Female Kuwaiti Minister Takes Oath
Kuwait’s first female Cabinet member took the oath of office in parliament Monday over the shouts of Muslim fundamentalist and tribal lawmakers opposed to women in politics.
The parliament floor was in uproar as conservatives stood and cried out that Massouma al-Mubarak’s appointment was unconstitutional because she was not a registered voter.
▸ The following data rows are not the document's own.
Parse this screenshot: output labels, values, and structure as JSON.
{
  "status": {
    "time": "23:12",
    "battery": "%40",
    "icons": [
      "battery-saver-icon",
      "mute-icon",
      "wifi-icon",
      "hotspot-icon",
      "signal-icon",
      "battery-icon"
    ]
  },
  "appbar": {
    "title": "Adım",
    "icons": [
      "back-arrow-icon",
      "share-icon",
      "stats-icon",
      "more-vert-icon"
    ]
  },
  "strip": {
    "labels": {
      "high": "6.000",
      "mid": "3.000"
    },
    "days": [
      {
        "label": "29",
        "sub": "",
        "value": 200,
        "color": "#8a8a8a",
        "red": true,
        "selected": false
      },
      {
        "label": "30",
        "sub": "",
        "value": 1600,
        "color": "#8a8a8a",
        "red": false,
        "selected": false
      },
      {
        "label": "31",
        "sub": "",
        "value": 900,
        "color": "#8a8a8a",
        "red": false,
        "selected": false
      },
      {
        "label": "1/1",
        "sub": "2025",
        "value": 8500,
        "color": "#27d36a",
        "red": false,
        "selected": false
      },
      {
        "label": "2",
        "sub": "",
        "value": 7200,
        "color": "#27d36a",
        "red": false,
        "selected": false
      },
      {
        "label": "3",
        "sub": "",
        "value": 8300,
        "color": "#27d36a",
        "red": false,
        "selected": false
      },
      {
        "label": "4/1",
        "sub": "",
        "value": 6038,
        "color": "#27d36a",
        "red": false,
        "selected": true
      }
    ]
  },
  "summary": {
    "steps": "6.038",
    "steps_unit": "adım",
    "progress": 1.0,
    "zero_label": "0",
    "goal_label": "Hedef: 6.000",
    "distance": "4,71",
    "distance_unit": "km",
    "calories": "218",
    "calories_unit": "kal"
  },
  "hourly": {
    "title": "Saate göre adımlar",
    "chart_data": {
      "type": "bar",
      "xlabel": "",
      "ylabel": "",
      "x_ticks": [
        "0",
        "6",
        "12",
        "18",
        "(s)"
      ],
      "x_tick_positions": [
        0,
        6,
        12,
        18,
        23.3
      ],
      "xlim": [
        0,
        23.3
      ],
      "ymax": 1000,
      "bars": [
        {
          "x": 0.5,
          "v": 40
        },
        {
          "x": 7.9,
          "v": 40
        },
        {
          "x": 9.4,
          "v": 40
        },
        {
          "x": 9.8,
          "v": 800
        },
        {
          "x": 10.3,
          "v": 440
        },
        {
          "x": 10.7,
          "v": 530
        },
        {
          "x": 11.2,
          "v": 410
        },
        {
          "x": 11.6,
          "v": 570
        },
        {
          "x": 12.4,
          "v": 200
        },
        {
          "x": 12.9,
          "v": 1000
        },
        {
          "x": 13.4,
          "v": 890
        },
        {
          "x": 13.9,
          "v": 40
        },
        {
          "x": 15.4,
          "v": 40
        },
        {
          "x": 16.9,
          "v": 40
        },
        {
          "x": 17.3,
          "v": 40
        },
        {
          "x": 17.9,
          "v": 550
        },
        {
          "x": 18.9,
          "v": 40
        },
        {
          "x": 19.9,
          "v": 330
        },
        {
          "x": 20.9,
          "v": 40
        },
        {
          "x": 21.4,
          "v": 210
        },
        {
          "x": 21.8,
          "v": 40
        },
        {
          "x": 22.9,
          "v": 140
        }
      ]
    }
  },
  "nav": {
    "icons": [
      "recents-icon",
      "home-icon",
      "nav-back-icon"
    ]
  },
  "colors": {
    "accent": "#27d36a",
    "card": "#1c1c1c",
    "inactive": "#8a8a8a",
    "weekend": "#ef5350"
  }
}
Liberal lawmakers then stood as well, shouting back, “Congratulations.”
Amid the din, al-Mubarak — dressed in a pinstriped dark blue pantsuit, and an Islamic veil that covered her hair — rose from her seat in the front row and read the oath from a paper seemingly unaffected by the screaming match.
The U.S.-educated political science teacher was named as minister of planning and administrative development June 12, a month after Kuwait’s parliament gave women the right to vote and participate in politics for the first time.
Massouma al-Mubarak, the new planning minister, described her appointment as a “great victory” for Kuwaiti women.
“It’s a great day for Kuwaiti women who have struggled and persevered persistently to gain their full political rights,” said Ms Mubarak afterwards.
“In my name and in the name of Kuwait’s women… we greatly appreciate the honest efforts exerted in support of the legitimate demands of Kuwait women.”